Investors can debate her investment approach and how she markets her products, but she's not forcing anyone to buy her fund.
Although, she's sure glad when they do:
ARKK manages ~ $12 billion
.75% annual fee per year
$12 billion * .75% ≈ $90 million annual revenue
The fees get paid regardless of performance. We can agree she's not struggling to make ends meet.
FWIW, the global stock market is down only ~ 18% this year, and you can buy it for .06% per year.
There Are No Bananafish
First published in the New Yorker on January 31, 1948 – and again in the Nine Stories collection, JD Salinger's A Perfect Day for a Bananafish is a masterpiece short story.
You get early hints that something is amiss with this character, Seymour. Allusions to mild psychosis, maybe some depression. Then you get distracted by other story elements...many of them playful. The reader sort of forgets about the early hints, and now Seymour's happy and having a great time.
Then he shoots himself in the head and the story is immediately over with no explanation.
It's heavy. And you sort of think back as a reader and realize – of course, there were early hints. But during the read, you lose track.
At one point in the middle of the story, Seymour is on a Florida beach playing with a little girl, Sybil.
Ocean. Sand. Seashells. It's the 1948 New Yorker version of Snoop Doggy Dogg's Corona commercials – we, the reader, want to join them on this beach.
"Sybil," he said. "I'll tell you what we'll do. We'll see if we can catch a bananafish." "A what?" "A bananafish," he said.
Seymour describes what to look for: a normal-looking fish that just happens to eat bananas.
"I don't see any," Sybil said. "That's understandable. Their habits are very peculiar. Very peculiar."
And she's more intrigued. And she keeps looking.
And then she finally tells him that she sees one! And it has six bananas in its mouth.
Sybil is young and impressionable. Seymour is older, and knows how to stir Sybil's interest. Keep looking. Their habits are peculiar. Very peculiar. Keep looking.
And eventually, when Sybil's looking hard enough – and she's frustrated enough, and when she wants to see one badly enough – Sybil sees one.
But Sybil seeing a bananafish is just an outcome that Seymour engineered.
Many of our investment returns are disappointing right now. Investors, especially during downturns, are impressionable. Just like Sybil.
They want to believe things.
I could have avoided this downturn. I should have stayed in cash. We all want to avoid disappointment.
Salespeople, and carnival barkers on financial TV, will steer investors to look for things that aren't there, and tug on our desires to have had better outcomes. Downturns are when markets seem most peculiar, and investors feel compelled to tinker.
These external voices can engineer false belief sets.

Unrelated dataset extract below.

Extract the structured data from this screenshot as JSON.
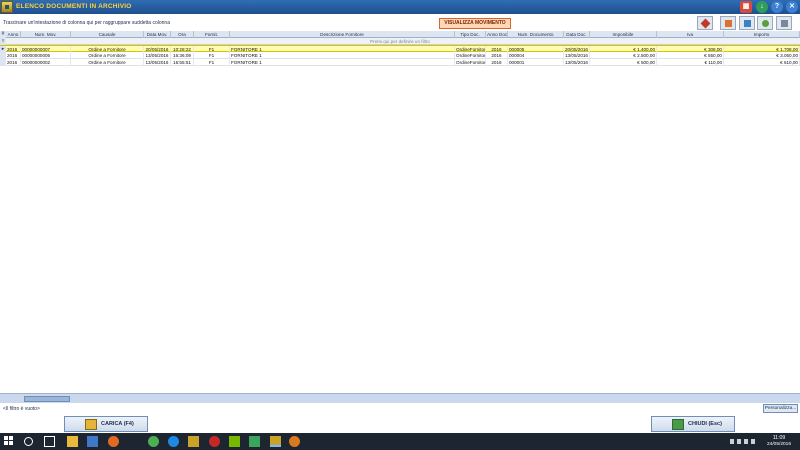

Just like Seymour.
And they will try to convince us that disappointment could have been sidestepped. But it's flawed logic. Many things could have happened this year. The best portfolio is the one that gives investors the highest probability of future success, not the one that looks perfect looking back from the future.
This was the outcome we got, not the one we had to get.
And the reason that investors are prone to deviating away from their long-term strategy during downturns is the same narrative plot technique that Salinger deploys to make us forget that Seymour showed signs of depression early in the story.
We get complacent. We forget the background. Life goes on. We are at the beach.
It's only been two years since markets were decimated by Covid-19, but discipline was rewarded when they screamed back. For many investors, it had been fairly quiet since then. So with this recent bout of volatility, it might feel like something is wrong.
Nothing is wrong with getting negative returns every once in a while. That's the expectation.
How quickly we forget what long-term investing really looks like.
Markets will occasionally deliver disappointing results.
And maybe not right away – but eventually, if you let traditional active managers lead you away from probabilistic thinking, away from a market-based approach, they will disappoint you, too.
The difference is that you might be bitterly surprised by how much.